At least nine people are dead and one person missing after a flash flood hit an Arizona swimming hole on Saturday afternoon, CBS affiliate KPHO-TV in Phoenix reports.
The Gila County Sheriff’s Office said nine bodies were recovered throughout the day Sunday and that a 27-year-old man is still missing.
Agencies have suspended the search until early Monday morning.
The flash-flooding hit Saturday afternoon at Cold Springs canyon, about 100 northeast of Phoenix, and some people were washed several miles downstream.
Four people were rescued by helicopter crews Saturday and were treated at a nearby hospital for hypothermia.
“It’s pretty much recovery [now]. We don’t believe there’s anybody left out there,” Water Wheel Fire and Medical District Fire Chief Ron Sattelmaier said. “They had no warning. They heard a roar, and it was on top of them.”
Disa Alexander was hiking to the swimming area where Ellison Creek and East Verde River converge when the storm hit and the water suddenly surged. She was still about 2.5 miles away when she came up a man holding a baby and clinging to a tree. His wife was nearby, also in a tree.
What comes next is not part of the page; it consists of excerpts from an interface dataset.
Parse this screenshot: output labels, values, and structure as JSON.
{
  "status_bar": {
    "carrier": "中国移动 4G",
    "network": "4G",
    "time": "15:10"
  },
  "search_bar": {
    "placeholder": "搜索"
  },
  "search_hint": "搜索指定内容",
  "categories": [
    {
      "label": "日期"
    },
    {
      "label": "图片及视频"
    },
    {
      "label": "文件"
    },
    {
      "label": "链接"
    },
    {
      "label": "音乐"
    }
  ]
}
Alexander and others tried to reach them but couldn’t. Rescuers arrived a short time later.
“We were kinda looking at the water; it was really brown,” she said. “Literally 20 seconds later you just see, like hundreds of gallons of water smacking down and debris and trees getting pulled in. It looked like a really big mudslide.”
The National Weather Service, which had issued a flash flood warning, estimated up to 1.5 inches of rain fell over the area in an hour. The thunderstorm hit about 8 miles upstream along Ellison Creek, which quickly flooded the narrow canyon where the swimmers were.
Gov. Doug Ducey responded to the incident on Facebook.
“Deepest prayers for those lost in the Gila County tragedy, for their families and the entire community. I just spoke with Sheriff Shepherd. In addition to the state of Arizona providing full air support, we will continue to assist in all ways possible,” Ducey said.
Sgt. David Horning said the bank of the Verde River is a rough area.
“It’s overgrown. It’s rocky. There’s holes and now there’s the soot and the mud from the flash flood and that’s hampering that too so there are a lot of debris piles so trying to check through and making sure that there’s nobody in there. We’ve got about 5 miles of river to search,” Horning said.
The swimming hole is roughly 20 feet wide and 20 feet long with a waterfall above it.
“I wish there was a way from keeping people from getting in there during monsoon season. It happens every year. We’ve just been lucky something like this hasn’t been this tragic,” Sattelmaier said.
The flooding came after a severe thunderstorm pounded down on a nearby remote area that had been burned by a recent wildfire, Sattelmaier said.
The “burn scar” was one of the reasons the weather service issued the flash-flood warning.
“If it’s an intense burn, it creates a glaze on the surface that just repels water,” said Darren McCollum, a meteorologist. “We had some concerns. We got a lot worse news.”